Records to use:

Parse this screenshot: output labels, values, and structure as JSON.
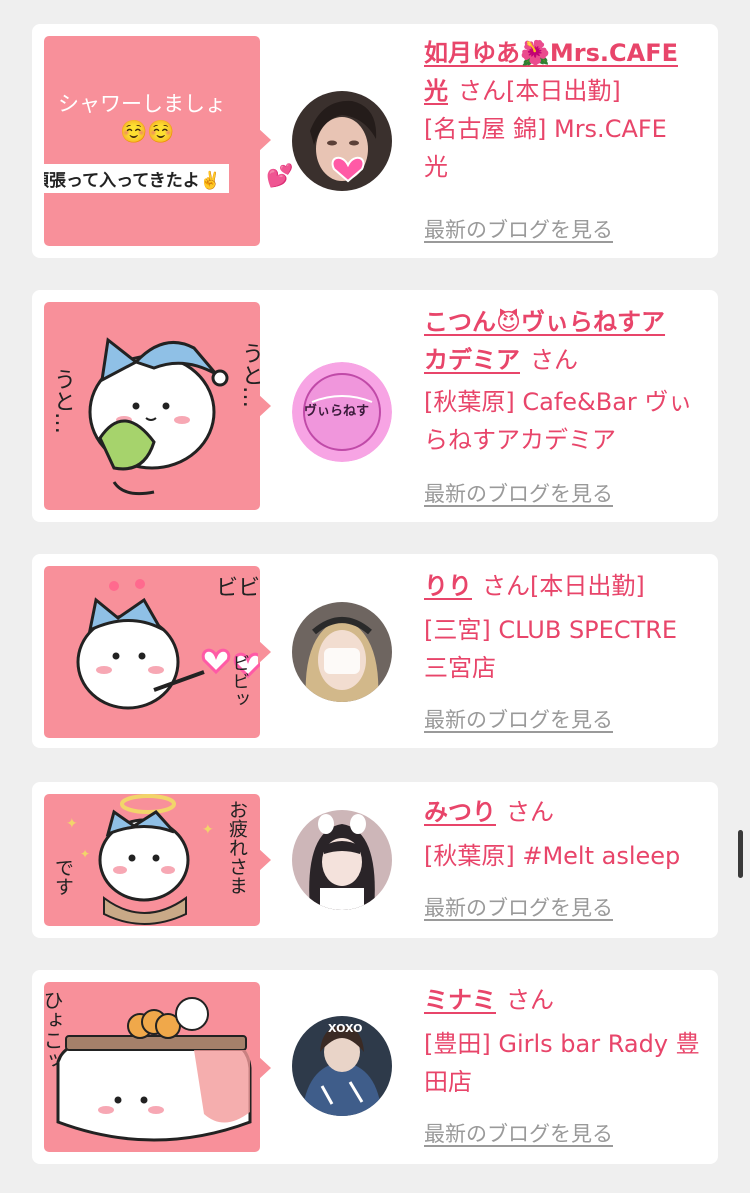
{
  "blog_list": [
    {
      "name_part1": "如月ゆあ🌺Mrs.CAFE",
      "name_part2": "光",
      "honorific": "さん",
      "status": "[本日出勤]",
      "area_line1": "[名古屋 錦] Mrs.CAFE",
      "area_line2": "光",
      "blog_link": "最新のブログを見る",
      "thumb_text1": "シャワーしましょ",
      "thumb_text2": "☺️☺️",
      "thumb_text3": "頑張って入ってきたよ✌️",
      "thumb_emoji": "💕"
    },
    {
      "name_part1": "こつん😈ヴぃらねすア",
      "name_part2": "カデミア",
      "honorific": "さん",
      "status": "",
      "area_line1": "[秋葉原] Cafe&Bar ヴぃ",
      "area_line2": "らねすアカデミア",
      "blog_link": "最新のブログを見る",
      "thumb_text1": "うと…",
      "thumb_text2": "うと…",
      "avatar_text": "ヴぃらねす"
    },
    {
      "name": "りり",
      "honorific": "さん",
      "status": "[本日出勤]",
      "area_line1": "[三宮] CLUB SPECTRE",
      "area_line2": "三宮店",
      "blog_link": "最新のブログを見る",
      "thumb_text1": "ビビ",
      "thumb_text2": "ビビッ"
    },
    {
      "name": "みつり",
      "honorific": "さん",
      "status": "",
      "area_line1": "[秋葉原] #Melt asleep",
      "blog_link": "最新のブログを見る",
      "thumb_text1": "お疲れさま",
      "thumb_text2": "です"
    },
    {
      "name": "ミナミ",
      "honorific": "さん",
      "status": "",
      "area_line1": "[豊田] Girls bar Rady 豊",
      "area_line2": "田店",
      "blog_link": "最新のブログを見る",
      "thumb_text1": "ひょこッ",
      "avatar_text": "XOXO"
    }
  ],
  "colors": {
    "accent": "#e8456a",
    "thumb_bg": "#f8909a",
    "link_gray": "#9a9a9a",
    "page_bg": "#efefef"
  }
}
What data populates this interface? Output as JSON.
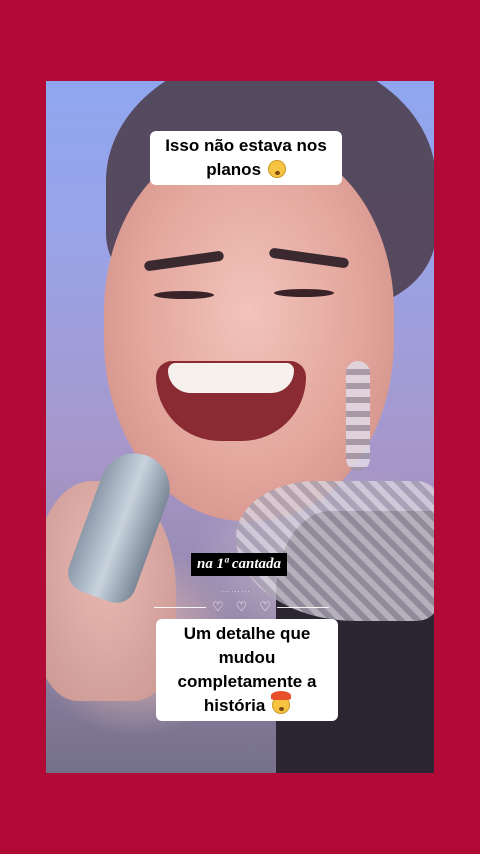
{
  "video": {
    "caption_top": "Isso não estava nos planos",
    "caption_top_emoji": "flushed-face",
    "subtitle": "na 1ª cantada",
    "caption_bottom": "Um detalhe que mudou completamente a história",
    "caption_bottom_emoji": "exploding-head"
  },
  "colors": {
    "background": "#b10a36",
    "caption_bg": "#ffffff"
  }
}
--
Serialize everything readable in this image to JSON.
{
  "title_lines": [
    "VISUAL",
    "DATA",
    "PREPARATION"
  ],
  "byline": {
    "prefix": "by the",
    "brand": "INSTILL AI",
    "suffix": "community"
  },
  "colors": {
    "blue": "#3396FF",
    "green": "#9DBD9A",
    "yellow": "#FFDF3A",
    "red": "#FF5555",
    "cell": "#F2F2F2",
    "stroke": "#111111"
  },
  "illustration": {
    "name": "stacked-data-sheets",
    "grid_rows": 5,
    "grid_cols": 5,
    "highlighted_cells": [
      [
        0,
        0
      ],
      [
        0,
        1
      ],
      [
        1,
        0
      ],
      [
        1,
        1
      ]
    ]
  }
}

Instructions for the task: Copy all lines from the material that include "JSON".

Worked solution:
Parse this screenshot: output labels, values, and structure as JSON.
What data populates this interface? Output as JSON.
Serialize everything readable in this image to JSON.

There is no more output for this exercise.